Cardiovascular health is important to all of us, even and especially among the elderly. Oftentimes, CV conditions develop not as a result of the aging process itself, but as a result of years worth of accumulated habits and exposures. Plaque builds up in the arteries, they thicken or narrow as they must.
It is important to know that good vascular health can be improved and maintained throughout life, and it is doubly important for senior citizens, since CV disease primarily affects their age group. The life-threatening circumstances that build up over a lifetime only increase the likelihood of a serious cardiovascular event.

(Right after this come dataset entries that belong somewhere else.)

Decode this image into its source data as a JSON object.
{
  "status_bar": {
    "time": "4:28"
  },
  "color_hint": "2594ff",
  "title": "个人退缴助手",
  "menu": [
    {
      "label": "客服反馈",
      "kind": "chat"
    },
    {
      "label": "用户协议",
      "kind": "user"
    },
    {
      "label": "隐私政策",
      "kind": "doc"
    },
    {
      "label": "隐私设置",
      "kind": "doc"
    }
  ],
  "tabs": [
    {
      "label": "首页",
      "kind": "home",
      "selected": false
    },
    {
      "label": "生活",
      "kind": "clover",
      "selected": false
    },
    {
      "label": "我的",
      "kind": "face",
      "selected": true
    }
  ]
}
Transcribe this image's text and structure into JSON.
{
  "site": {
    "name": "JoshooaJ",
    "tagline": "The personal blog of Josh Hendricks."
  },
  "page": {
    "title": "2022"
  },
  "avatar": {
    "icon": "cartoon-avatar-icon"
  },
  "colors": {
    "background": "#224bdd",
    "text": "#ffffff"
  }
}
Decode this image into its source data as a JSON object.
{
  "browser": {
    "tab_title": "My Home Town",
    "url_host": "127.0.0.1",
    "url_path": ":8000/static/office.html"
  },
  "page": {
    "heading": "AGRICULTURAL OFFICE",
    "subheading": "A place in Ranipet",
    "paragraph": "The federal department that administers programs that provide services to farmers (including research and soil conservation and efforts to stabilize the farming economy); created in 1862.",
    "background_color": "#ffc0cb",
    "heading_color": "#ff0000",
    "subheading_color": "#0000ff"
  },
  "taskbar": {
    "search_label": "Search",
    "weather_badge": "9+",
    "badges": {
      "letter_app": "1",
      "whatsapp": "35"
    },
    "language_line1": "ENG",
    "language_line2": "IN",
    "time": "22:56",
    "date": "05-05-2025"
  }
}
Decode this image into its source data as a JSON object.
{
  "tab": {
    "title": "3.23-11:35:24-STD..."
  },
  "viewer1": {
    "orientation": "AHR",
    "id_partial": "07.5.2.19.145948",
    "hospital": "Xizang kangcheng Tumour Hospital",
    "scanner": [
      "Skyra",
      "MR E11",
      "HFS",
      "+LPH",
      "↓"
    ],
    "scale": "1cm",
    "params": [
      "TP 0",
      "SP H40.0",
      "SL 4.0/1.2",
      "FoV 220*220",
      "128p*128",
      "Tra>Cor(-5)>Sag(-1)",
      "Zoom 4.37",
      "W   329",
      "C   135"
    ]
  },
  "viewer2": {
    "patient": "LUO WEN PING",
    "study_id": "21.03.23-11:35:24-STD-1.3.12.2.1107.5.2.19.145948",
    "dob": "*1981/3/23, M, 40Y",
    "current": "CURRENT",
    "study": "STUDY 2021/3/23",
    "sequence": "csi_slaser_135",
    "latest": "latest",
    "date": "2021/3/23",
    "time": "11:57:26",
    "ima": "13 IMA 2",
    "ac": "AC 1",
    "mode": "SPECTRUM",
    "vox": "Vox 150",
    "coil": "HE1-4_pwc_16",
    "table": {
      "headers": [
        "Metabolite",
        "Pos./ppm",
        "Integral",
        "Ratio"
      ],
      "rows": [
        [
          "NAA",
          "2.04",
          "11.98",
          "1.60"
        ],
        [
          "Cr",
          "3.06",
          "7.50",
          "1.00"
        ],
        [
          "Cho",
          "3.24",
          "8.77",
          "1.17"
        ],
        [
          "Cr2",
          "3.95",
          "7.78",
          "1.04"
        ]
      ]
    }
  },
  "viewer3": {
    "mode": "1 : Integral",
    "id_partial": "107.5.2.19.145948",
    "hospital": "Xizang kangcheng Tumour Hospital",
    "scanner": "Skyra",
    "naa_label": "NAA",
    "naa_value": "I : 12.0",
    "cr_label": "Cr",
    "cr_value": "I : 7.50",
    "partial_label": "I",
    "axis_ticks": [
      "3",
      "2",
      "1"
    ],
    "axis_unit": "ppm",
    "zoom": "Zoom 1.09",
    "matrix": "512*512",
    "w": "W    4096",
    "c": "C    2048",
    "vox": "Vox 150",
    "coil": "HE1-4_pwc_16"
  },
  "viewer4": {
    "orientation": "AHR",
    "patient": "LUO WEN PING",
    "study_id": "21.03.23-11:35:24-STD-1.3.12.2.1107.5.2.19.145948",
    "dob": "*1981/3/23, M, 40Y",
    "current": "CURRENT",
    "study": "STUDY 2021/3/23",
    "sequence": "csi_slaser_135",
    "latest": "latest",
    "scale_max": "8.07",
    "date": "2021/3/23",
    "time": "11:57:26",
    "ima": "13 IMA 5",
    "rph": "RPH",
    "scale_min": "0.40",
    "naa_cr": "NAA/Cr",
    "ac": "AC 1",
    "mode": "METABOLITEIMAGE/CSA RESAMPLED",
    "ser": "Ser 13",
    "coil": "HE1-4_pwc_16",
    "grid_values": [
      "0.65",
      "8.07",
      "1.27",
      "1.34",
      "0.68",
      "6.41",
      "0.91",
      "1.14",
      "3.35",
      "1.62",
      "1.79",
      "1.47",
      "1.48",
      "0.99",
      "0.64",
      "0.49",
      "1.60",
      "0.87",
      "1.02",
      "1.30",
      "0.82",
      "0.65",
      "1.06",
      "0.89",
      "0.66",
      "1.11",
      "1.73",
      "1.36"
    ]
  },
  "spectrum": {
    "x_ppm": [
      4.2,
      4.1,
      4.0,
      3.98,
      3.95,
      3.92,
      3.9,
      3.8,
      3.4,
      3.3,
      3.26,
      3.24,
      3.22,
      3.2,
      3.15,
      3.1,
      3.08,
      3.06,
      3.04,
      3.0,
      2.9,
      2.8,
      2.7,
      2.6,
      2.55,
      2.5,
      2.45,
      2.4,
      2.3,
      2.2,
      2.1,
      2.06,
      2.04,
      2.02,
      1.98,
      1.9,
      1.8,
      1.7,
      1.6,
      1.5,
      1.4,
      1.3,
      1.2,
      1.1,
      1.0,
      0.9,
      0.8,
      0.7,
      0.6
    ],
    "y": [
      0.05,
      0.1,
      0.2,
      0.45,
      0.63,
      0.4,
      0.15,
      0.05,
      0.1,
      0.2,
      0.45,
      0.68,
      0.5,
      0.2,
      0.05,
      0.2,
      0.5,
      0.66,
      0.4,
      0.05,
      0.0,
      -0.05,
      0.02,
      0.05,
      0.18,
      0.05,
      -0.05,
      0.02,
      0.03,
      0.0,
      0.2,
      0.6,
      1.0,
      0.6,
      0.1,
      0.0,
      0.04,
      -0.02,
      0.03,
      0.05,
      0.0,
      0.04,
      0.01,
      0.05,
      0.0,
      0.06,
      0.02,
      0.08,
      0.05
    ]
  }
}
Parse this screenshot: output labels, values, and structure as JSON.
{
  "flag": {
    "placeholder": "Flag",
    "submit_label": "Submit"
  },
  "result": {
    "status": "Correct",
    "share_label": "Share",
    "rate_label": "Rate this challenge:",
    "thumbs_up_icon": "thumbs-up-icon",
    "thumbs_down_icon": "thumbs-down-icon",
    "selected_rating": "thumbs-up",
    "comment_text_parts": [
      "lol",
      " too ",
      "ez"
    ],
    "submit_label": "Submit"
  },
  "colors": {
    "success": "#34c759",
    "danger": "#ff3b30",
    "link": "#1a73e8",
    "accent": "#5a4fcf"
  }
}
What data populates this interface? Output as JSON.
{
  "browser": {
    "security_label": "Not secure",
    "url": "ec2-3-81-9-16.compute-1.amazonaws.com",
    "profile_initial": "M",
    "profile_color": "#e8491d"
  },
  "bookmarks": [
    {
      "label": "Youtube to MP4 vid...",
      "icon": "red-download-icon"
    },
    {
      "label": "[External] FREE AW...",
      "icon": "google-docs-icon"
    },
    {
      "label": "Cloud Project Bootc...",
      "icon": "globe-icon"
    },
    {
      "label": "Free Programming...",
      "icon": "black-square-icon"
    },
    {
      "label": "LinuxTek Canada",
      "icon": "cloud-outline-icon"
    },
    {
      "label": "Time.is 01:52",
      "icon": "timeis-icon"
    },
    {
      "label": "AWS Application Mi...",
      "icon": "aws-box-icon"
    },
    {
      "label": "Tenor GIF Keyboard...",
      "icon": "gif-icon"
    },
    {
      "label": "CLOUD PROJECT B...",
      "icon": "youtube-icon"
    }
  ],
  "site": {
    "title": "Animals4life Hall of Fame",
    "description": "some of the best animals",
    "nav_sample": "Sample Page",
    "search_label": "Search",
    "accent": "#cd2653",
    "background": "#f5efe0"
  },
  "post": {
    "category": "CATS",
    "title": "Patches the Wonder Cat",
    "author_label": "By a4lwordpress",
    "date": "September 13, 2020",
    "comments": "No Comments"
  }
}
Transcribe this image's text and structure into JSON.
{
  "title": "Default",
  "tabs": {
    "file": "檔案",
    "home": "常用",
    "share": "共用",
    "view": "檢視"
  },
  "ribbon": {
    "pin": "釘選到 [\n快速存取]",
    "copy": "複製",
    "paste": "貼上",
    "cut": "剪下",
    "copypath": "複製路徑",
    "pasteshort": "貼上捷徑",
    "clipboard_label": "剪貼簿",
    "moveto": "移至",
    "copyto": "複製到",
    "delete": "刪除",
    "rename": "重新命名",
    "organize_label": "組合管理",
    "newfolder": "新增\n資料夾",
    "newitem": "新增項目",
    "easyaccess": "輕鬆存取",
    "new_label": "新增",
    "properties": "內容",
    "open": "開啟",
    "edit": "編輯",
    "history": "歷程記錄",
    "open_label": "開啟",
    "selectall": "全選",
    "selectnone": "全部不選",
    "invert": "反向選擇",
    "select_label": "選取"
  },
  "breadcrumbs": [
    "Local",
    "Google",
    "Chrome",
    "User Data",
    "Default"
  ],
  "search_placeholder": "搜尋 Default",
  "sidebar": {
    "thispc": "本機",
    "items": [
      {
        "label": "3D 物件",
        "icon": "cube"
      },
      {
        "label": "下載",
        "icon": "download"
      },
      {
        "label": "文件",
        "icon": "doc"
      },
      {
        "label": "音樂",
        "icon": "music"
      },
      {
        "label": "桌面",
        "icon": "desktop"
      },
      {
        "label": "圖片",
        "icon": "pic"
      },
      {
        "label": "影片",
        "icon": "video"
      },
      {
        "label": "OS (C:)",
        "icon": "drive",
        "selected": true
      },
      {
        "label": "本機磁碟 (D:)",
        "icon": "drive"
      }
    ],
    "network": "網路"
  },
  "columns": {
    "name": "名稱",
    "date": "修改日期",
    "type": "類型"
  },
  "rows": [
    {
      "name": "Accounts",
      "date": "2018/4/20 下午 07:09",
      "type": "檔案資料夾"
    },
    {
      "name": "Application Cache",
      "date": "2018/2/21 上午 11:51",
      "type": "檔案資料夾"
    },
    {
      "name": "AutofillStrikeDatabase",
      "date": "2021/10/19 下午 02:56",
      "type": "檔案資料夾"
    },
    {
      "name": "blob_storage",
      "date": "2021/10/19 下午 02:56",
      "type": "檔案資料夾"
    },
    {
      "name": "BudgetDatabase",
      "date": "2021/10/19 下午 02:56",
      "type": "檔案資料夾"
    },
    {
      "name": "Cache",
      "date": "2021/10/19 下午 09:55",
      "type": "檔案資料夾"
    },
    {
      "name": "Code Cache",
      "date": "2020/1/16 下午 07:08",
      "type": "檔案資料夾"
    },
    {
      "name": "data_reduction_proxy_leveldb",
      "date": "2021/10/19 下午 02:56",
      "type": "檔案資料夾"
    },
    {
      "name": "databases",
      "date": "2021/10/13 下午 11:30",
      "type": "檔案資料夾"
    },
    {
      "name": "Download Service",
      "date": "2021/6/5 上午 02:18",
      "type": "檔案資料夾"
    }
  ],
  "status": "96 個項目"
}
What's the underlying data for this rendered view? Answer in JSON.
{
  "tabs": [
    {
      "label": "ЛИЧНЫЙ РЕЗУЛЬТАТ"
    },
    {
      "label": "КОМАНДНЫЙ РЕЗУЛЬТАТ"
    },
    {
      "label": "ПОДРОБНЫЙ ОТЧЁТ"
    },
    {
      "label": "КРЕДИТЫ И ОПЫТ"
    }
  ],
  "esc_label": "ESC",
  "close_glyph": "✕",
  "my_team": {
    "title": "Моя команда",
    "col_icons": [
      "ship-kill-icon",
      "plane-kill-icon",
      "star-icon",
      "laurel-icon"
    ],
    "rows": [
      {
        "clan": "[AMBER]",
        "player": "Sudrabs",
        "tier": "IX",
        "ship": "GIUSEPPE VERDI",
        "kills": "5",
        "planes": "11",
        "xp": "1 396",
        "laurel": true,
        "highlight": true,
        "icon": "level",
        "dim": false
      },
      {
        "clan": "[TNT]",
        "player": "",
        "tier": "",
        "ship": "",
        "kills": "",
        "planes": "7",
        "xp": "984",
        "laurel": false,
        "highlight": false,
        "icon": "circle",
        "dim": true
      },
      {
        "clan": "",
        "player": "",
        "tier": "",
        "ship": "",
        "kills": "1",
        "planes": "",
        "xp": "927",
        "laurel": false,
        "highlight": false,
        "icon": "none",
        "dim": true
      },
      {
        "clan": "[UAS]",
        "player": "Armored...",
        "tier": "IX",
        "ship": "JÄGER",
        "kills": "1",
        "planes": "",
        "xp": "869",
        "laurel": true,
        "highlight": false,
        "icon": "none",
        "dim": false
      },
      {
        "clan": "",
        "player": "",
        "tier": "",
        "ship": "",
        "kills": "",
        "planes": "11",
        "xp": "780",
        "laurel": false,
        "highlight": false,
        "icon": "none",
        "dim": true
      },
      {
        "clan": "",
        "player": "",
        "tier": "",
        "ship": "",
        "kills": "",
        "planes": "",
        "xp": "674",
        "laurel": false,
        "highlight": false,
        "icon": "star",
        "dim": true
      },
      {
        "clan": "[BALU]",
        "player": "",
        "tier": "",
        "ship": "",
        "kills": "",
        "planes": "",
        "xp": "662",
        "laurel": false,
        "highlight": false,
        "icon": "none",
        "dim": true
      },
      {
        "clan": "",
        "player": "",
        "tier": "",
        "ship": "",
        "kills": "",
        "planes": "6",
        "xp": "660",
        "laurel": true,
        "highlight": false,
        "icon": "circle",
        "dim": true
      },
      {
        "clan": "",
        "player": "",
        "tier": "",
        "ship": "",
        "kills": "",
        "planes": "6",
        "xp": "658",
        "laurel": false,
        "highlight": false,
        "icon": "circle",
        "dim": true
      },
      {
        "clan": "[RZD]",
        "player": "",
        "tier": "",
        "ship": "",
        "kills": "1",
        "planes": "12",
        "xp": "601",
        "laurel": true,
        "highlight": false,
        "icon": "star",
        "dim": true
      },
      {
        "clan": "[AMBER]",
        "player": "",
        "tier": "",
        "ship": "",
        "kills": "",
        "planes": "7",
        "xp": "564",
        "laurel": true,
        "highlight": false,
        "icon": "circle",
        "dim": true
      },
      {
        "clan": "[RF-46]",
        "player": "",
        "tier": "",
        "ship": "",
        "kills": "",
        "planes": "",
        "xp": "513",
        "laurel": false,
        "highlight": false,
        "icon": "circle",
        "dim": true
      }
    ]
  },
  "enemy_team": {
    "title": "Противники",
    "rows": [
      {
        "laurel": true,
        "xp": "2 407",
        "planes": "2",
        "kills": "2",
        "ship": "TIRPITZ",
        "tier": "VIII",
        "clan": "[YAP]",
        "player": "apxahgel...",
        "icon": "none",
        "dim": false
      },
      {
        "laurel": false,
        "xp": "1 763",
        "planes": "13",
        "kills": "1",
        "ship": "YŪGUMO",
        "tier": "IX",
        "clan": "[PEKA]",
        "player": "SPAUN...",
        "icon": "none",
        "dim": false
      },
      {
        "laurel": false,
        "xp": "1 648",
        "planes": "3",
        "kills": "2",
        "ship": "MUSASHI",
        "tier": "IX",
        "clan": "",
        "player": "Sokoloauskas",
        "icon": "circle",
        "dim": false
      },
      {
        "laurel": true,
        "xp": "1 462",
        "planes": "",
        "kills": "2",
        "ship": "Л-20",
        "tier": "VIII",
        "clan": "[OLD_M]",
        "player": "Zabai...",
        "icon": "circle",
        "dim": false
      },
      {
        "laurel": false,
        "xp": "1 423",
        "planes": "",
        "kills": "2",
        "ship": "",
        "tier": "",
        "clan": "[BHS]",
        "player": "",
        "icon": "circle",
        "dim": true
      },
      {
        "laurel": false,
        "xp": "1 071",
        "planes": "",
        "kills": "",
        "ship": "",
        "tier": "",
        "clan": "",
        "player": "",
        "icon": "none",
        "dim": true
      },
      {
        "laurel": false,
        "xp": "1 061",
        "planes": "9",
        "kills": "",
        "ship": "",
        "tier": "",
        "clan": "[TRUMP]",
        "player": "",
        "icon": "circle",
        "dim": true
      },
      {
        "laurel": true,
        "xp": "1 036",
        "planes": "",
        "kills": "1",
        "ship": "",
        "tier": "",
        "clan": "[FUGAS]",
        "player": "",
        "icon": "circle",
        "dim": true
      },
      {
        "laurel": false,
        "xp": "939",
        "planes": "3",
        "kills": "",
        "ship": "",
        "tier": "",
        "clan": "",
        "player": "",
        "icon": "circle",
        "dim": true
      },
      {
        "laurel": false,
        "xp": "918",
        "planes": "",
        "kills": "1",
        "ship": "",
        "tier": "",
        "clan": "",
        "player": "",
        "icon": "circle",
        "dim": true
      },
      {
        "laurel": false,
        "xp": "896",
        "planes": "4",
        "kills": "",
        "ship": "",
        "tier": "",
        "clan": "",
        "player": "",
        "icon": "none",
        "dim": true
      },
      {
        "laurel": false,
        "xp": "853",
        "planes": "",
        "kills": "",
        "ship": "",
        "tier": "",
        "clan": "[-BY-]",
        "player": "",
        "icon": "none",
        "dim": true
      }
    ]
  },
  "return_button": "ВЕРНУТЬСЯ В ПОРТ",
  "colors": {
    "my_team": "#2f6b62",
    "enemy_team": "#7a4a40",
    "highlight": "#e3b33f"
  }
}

There are a few things that have been shown to greatly improve vascular health, regardless of the age at which they are began. Quitting smoking and moving to a healthy diet full of low-fat options and good cholesterol are useful tips at any age--but become even more important as the years pass. The same is true of exercising. Investing your time and effort into even a moderate exercise program can provide great benefits to your life and health. It is also important to make regular check-ups a part of your health routine, to track and fight problems as they come.
Anyone over the age of 55 should have a conversation with their primary care physician about their state of vascular health. If any problems are detected and diagnosed, seek treatment immediately. Early knowledge is one of the best methods of control when CV disease is discovered. Treatments will certainly vary--depending on the type of issue and its severity, there could be any number of medical options from surgery to lifestyle changes.
“Lifestyle changes.” Just that small phrase alone can seem like a daunting challenge. However, if you choose to try and alter your habits, it could end up saving your life. Try taking it slowly. If you are the sort of person who hates working out, try adding a moderate routine to your schedule a couple of times a week, and increase it as you grow accustomed to it. Try changing one aspect of your favorite meal instead of the whole thing--maybe a salad with the burger instead of a mound of french fries. Baby steps like these can make the huge task of altering a lifetime of cultivated habits into a simple, and even enjoyable, start of a new path in life.